# [EXERCISE DATA]
· · · · · · ·
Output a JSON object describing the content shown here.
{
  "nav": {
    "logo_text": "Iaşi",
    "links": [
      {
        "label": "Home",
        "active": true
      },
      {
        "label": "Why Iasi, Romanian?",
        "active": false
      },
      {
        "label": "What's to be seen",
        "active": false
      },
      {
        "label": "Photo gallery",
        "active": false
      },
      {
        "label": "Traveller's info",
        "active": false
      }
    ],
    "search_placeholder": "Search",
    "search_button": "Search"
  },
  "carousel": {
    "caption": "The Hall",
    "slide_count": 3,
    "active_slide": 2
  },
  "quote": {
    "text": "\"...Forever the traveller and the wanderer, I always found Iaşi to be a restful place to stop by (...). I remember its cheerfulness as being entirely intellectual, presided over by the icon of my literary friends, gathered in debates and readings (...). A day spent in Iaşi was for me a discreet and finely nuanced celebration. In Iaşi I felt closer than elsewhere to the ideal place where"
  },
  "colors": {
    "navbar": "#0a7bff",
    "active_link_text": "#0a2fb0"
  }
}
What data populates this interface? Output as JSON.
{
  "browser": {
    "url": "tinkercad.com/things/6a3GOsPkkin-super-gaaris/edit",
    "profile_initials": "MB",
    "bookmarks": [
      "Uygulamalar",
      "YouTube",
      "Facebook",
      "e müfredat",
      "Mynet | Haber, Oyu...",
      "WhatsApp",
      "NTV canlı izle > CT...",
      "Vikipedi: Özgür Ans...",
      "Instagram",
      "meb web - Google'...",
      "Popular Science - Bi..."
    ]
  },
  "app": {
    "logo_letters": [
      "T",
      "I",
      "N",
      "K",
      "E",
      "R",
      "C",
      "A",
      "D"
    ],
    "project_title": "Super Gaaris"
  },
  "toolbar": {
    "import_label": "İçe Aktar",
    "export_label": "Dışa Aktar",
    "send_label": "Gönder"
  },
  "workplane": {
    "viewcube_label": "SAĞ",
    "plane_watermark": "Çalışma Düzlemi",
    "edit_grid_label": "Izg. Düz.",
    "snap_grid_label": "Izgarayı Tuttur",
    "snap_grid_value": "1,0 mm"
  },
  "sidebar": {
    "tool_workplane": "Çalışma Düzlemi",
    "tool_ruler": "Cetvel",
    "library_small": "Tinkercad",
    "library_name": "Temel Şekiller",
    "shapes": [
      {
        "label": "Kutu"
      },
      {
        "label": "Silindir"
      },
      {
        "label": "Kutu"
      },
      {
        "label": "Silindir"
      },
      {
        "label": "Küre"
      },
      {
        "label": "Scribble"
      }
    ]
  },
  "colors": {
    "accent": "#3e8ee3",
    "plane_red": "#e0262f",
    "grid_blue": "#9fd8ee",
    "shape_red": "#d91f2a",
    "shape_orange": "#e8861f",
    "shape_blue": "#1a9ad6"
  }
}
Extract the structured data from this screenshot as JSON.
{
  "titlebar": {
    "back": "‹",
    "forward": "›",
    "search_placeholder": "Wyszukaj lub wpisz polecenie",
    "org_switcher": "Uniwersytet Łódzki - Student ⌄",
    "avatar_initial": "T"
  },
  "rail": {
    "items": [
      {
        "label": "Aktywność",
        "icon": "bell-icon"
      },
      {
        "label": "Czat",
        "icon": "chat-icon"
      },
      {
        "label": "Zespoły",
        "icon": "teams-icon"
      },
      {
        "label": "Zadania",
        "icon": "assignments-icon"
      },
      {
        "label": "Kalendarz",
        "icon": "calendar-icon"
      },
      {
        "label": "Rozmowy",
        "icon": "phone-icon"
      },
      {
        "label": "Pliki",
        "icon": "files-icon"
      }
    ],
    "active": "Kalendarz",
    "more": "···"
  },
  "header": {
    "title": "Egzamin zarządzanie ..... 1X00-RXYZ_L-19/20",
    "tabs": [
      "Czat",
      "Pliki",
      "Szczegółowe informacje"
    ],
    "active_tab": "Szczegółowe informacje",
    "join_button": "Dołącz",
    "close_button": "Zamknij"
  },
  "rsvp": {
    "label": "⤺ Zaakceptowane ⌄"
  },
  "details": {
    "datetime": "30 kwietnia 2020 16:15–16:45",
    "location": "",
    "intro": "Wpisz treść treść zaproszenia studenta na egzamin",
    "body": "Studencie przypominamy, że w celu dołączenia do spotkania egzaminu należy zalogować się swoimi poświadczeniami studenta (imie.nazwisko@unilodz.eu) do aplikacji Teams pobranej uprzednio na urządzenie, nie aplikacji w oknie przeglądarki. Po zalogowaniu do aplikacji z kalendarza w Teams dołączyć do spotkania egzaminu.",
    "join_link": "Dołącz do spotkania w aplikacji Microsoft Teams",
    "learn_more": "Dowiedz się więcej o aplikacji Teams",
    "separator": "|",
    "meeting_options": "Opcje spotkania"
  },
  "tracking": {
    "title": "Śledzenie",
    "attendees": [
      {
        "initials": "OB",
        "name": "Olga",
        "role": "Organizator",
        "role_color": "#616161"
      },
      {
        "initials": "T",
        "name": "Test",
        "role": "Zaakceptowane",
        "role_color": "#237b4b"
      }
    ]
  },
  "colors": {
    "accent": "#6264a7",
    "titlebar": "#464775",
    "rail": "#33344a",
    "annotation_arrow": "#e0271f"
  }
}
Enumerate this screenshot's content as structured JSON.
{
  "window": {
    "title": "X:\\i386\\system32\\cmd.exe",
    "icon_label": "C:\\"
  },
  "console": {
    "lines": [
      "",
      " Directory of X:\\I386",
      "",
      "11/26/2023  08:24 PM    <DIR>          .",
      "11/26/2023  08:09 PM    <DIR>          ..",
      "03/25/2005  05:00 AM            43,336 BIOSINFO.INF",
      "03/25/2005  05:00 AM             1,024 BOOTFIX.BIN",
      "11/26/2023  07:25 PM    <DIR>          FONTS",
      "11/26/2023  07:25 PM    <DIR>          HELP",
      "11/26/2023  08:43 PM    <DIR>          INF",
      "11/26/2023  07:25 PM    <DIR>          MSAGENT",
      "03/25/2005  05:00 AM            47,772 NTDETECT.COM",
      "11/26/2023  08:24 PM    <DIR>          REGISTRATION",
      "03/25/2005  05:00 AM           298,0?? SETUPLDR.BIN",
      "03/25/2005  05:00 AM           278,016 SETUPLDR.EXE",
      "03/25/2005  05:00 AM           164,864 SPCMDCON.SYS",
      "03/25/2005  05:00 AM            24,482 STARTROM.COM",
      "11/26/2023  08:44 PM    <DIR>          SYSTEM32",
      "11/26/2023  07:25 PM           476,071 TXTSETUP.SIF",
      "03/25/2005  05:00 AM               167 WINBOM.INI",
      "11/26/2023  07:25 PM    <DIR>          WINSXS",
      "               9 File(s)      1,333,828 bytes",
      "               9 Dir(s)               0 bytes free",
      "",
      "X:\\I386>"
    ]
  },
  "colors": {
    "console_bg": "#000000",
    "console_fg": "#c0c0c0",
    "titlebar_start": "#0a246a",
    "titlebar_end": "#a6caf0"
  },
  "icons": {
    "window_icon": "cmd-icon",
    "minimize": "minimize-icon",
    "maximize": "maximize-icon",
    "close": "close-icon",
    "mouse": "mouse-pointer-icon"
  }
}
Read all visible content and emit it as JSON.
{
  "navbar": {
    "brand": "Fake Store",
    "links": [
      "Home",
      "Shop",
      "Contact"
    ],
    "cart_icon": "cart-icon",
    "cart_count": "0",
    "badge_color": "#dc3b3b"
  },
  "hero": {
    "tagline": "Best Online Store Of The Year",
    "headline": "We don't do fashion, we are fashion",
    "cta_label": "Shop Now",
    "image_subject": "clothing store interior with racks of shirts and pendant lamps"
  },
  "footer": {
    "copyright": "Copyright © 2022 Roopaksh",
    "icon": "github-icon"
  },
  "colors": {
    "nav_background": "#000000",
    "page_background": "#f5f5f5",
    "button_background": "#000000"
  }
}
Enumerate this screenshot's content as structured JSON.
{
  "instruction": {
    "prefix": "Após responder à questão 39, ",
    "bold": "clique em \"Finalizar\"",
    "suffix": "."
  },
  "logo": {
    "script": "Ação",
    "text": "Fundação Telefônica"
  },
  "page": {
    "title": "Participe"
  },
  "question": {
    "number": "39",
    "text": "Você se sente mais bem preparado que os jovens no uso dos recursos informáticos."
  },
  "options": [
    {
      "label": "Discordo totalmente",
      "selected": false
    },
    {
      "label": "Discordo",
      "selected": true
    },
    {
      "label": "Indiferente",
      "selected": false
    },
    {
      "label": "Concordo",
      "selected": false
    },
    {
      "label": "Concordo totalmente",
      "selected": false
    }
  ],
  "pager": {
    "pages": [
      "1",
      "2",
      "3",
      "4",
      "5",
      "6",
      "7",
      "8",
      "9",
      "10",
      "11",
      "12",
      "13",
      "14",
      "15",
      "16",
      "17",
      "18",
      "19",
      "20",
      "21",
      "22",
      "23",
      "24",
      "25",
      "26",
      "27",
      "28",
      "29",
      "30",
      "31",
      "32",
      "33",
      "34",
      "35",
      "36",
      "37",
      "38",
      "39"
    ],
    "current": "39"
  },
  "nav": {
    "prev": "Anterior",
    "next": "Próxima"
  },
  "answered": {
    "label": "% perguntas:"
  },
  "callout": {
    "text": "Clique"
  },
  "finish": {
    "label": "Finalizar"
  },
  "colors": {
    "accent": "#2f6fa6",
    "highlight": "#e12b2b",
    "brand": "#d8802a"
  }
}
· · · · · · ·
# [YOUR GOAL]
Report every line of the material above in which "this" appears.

# [YOUR SOLUTION]
What data populates this interface? Output as JSON.
Extract the structured data from this screenshot as JSON.
Enumerate this screenshot's content as structured JSON.
Enumerate this screenshot's content as structured JSON.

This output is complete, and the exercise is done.